# Exercise prompt:
Your task is to count the lines of the records that contain "heading". Answer with the number and nothing else.

┏━━

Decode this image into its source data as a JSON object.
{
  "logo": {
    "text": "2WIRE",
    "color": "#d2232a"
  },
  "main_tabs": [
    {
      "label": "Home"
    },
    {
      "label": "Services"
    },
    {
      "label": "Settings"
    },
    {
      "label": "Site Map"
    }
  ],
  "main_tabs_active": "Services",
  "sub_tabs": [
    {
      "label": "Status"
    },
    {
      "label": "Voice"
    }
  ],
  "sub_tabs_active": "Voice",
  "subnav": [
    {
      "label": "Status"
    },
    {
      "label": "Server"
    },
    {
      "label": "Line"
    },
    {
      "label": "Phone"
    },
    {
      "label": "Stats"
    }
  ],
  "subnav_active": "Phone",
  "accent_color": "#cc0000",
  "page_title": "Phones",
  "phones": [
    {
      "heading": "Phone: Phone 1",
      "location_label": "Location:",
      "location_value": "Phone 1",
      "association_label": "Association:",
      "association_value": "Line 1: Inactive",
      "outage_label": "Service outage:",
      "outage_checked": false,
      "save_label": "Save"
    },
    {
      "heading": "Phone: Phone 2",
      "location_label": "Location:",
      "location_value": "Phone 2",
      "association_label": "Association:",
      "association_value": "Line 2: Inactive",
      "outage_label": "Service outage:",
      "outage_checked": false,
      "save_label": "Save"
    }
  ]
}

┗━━

# Answer to this exercise:
2